Turkey-U.S. Relations

The aim to weaken the U.S.’ relations with PKK/YPG and reinforcing cooperation rather than conflicts have become a crystallized subject in terms of the ever-complicating network of regional and international relations. In order to dismiss the PKK as an issue between Turkey and the U.S., territories under the control of the terrorist organization on both banks of Euphrates has to diminish, its armed capacity has to be minimized and its partnership with the U.S. should end. Even though the PKK won’t be able to hold on to the west side of the Euphrates because of OOB, Iran’s and the Syrian regime’s certain initiatives on the field might make it harder for Turkey to completely control Afrin.

Yet, Turkey needs to “reconcile” and “find a midway” with the U.S. to realize the remaining two aims. Minimizing PKK/YPG activities to the east of the Euphrates through military intervention is among the options. However, realization of this intervention without any kind of reconciliation with the U.S. might escalate the crisis in Turkish-American relations. There is hope for a settlement between Turkey and the U.S. after the former U.S. Secretary of State Tillerson’s visit to Ankara. If the U.S. leaves Manbij to the Turkey-backed Free Syrian Army, Ankara might revise the options regarding the east of the Euphrates. This obviously doesn’t mean Turkey will consent to the PKK existence in the said region.

The other options include reinforcing the Syrian Democratic Forces (SDF), which consists mostly of PKK/YPG militants with Arabs and Kurds that aren’t affiliated with the terrorist organization, thus diluting the existence of terrorist elements, and recalling all the heavy weaponry provided to the YPG after the military phase against Daesh is over. A concrete step has to be yet taken to realize these options. Meanwhile, if Washington seeks a “local power” to limit Iranian influence over Syria in a post-Daesh setting, it has to be aware of the issues that might emerge as a result of building this strategy on the YPG. Therefore, Turkey is still one of the leading actors that could prevent revitalization of Daesh and aide the dismantling of Iran’s influence in Syria.
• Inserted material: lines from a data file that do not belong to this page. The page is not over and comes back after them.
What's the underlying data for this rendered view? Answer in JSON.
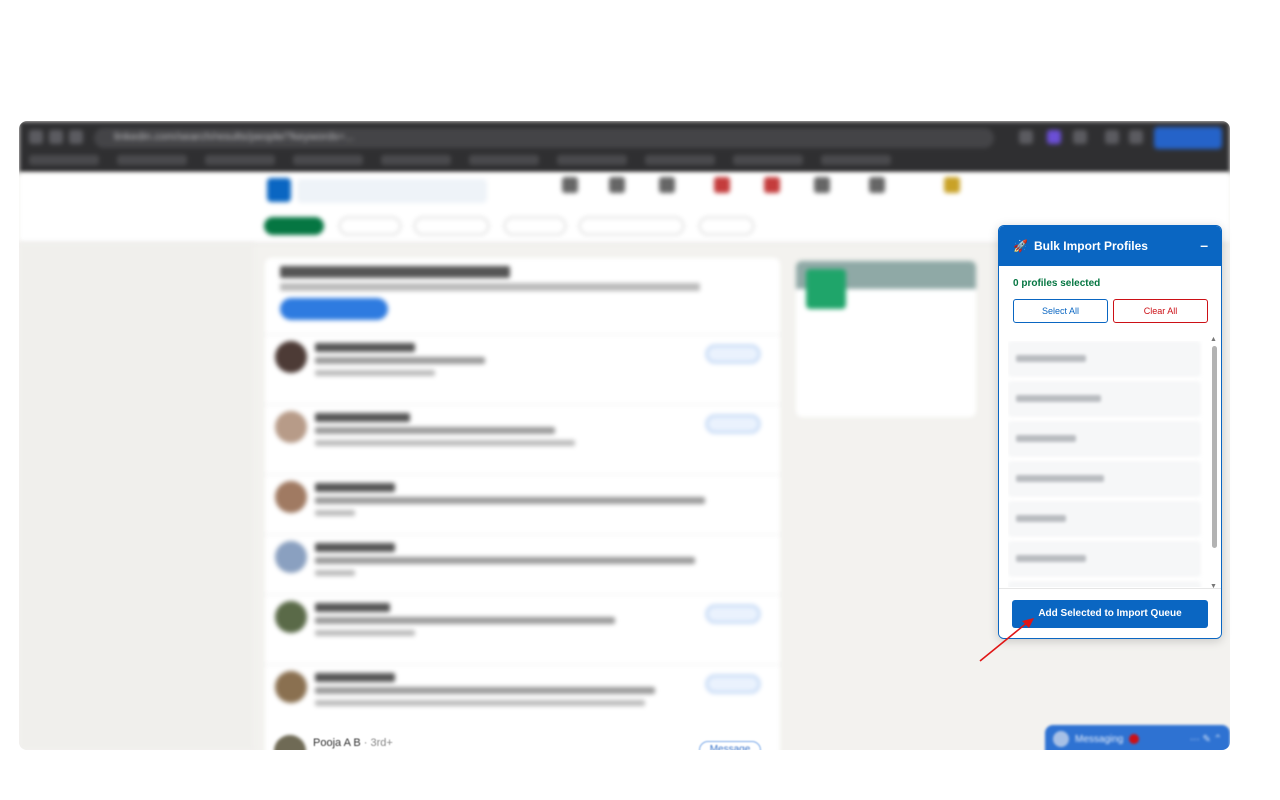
{
  "browser": {
    "url": "linkedin.com/search/results/people/?keywords=..."
  },
  "feed": {
    "last_row": {
      "name": "Pooja A B",
      "degree": "· 3rd+",
      "message_label": "Message"
    }
  },
  "messaging": {
    "label": "Messaging",
    "badge": "1",
    "tools": "···  ✎  ⌃"
  },
  "panel": {
    "rocket_icon": "🚀",
    "title": "Bulk Import Profiles",
    "minimize_label": "–",
    "count_text": "0 profiles selected",
    "select_all_label": "Select All",
    "clear_all_label": "Clear All",
    "add_button_label": "Add Selected to Import Queue",
    "scroll_up": "▲",
    "scroll_down": "▼"
  },
  "colors": {
    "accent": "#0a66c2",
    "success": "#057642",
    "danger": "#cc1016",
    "arrow": "#e01616"
  },
  "icons": {
    "panel": "rocket-icon",
    "close": "minimize-icon",
    "annotation": "arrow-pointer-icon"
  }
}
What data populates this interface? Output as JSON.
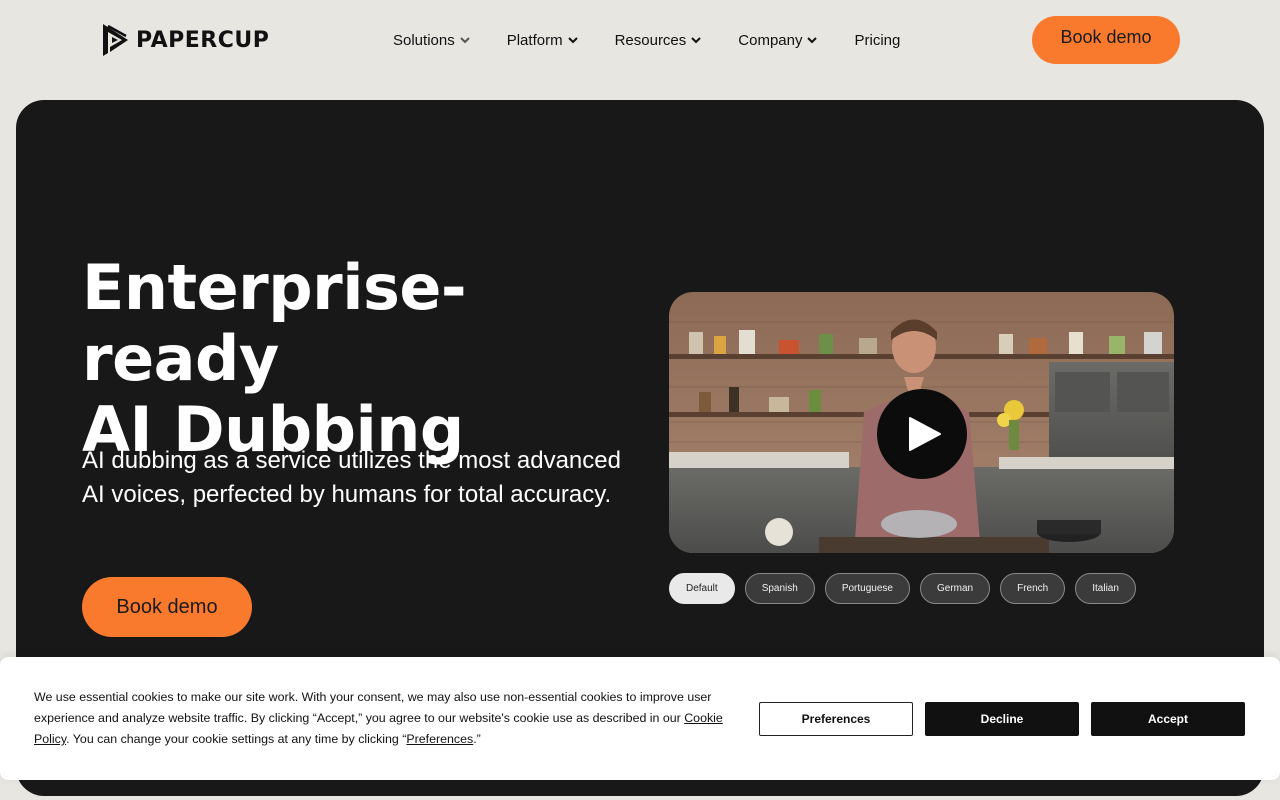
{
  "brand": {
    "name": "PAPERCUP",
    "accent": "#fa7a2d"
  },
  "nav": {
    "items": [
      {
        "label": "Solutions",
        "has_dropdown": true
      },
      {
        "label": "Platform",
        "has_dropdown": true
      },
      {
        "label": "Resources",
        "has_dropdown": true
      },
      {
        "label": "Company",
        "has_dropdown": true
      },
      {
        "label": "Pricing",
        "has_dropdown": false
      }
    ],
    "cta": "Book demo"
  },
  "hero": {
    "title_line1": "Enterprise-ready",
    "title_line2": "AI Dubbing",
    "subtitle": "AI dubbing as a service utilizes the most advanced AI voices, perfected by humans for total accuracy.",
    "cta": "Book demo",
    "video": {
      "play_icon": "play-icon"
    },
    "languages": [
      {
        "label": "Default",
        "active": true
      },
      {
        "label": "Spanish",
        "active": false
      },
      {
        "label": "Portuguese",
        "active": false
      },
      {
        "label": "German",
        "active": false
      },
      {
        "label": "French",
        "active": false
      },
      {
        "label": "Italian",
        "active": false
      }
    ]
  },
  "cookie": {
    "text_before_policy": "We use essential cookies to make our site work. With your consent, we may also use non-essential cookies to improve user experience and analyze website traffic. By clicking “Accept,” you agree to our website's cookie use as described in our ",
    "policy_link": "Cookie Policy",
    "text_middle": ". You can change your cookie settings at any time by clicking “",
    "preferences_link": "Preferences",
    "text_end": ".”",
    "buttons": {
      "preferences": "Preferences",
      "decline": "Decline",
      "accept": "Accept"
    }
  }
}
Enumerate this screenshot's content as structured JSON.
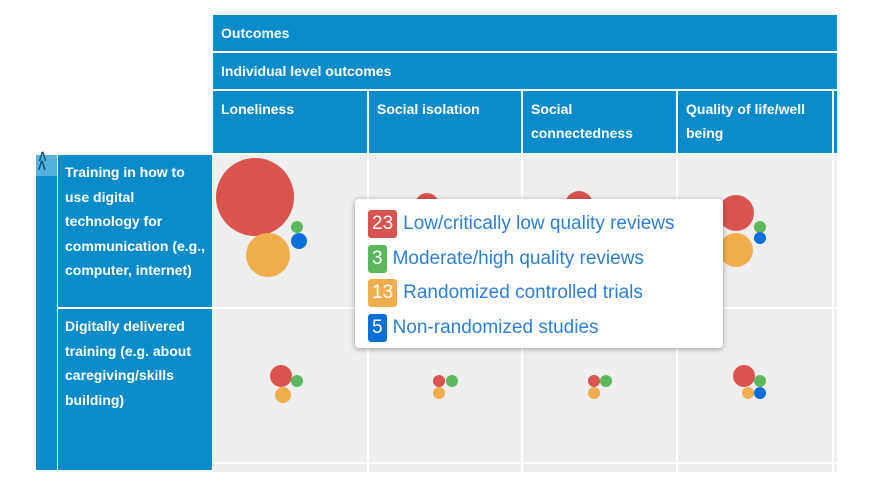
{
  "header": {
    "level1": "Outcomes",
    "level2": "Individual level outcomes",
    "columns": [
      "Loneliness",
      "Social isolation",
      "Social connectedness",
      "Quality of life/well being"
    ]
  },
  "rows": [
    {
      "label": "Training in how to use digital technology for communication (e.g., computer, internet)"
    },
    {
      "label": "Digitally delivered training (e.g. about caregiving/skills building)"
    }
  ],
  "toggle_icon": "double-chevron-up-icon",
  "colors": {
    "header": "#0a8ccb",
    "low_quality": "#d9534f",
    "moderate_quality": "#5cb85c",
    "rct": "#f0ad4e",
    "non_randomized": "#0a6fd8"
  },
  "tooltip": {
    "items": [
      {
        "count": "23",
        "label": "Low/critically low quality reviews",
        "color": "#d9534f"
      },
      {
        "count": "3",
        "label": "Moderate/high quality reviews",
        "color": "#5cb85c"
      },
      {
        "count": "13",
        "label": "Randomized controlled trials",
        "color": "#f0ad4e"
      },
      {
        "count": "5",
        "label": "Non-randomized studies",
        "color": "#0a6fd8"
      }
    ]
  }
}
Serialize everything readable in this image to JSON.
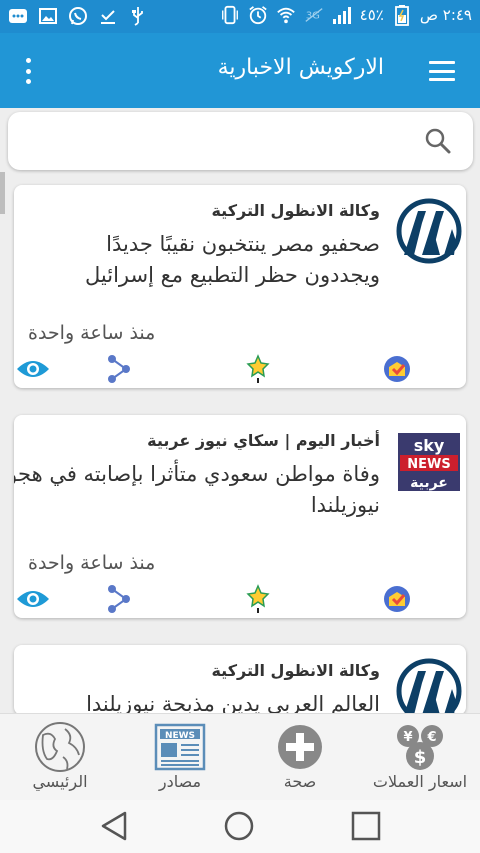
{
  "status_bar": {
    "time": "٢:٤٩ ص",
    "battery": "٤٥٪"
  },
  "app_bar": {
    "title": "الاركويش الاخبارية"
  },
  "search": {
    "placeholder": ""
  },
  "articles": [
    {
      "source": "وكالة الانظول التركية",
      "headline": "صحفيو مصر ينتخبون نقيبًا جديدًا ويجددون حظر التطبيع مع إسرائيل",
      "time": "منذ ساعة واحدة",
      "logo": "aa-logo"
    },
    {
      "source": "أخبار اليوم | سكاي نيوز عربية",
      "headline": "وفاة مواطن سعودي متأثرا بإصابته في هجوم نيوزيلندا",
      "time": "منذ ساعة واحدة",
      "logo": "sky-news-logo",
      "logo_text": [
        "sky",
        "NEWS",
        "عربية"
      ]
    },
    {
      "source": "وكالة الانظول التركية",
      "headline": "العالم العربي يدين مذبحة نيوزيلندا",
      "time": "",
      "logo": "aa-logo"
    }
  ],
  "bottom_nav": [
    {
      "label": "الرئيسي",
      "icon": "globe-icon"
    },
    {
      "label": "مصادر",
      "icon": "news-icon",
      "icon_text": "NEWS"
    },
    {
      "label": "صحة",
      "icon": "health-plus-icon"
    },
    {
      "label": "اسعار العملات",
      "icon": "currency-icon"
    }
  ],
  "colors": {
    "status_bar": "#1f8ccf",
    "app_bar": "#2196d6",
    "aa_logo": "#0d3f66",
    "eye_icon": "#1e9ad6",
    "share_icon": "#5a78c8"
  }
}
It’s definite that Turkey won’t back down and will force the U.S. to sever its ties with PKK/YPG. At this point, Turkey has to be militarily active on the field; Turkey’s military activities might persuade the U.S. to agree with Turkey’s demands.

Secondly, the necessity to implement a strategy that would thwart both Russia and Iran’s attempts to undermine Turkey’s fight against PKK in Syria. Iran is the most “anti-Turkey” country involved in the Syrian crisis. While Moscow handles issues in a more pragmatic way, Tehran always sees events through an ideological lens; the Shiite militia’s latest performance in Afrin proves this. It should be remembered that “military activism” and deterrence will be key in counterbalancing Iran.

Since Turkey implemented “boots on the ground” strategy in northern Syria, the Syrian crisis has become more complicated. Only those who are determined will land on both feet at the end of this crisis.

Dr. Yeşiltaş is a Professor of International Relations at Sakarya University. He is currently working on the following research projects: The Rise of Kurdish Geopolitical Space, Border Security in the Middle East and The New Regional Security Project in the Middle East (NRSP).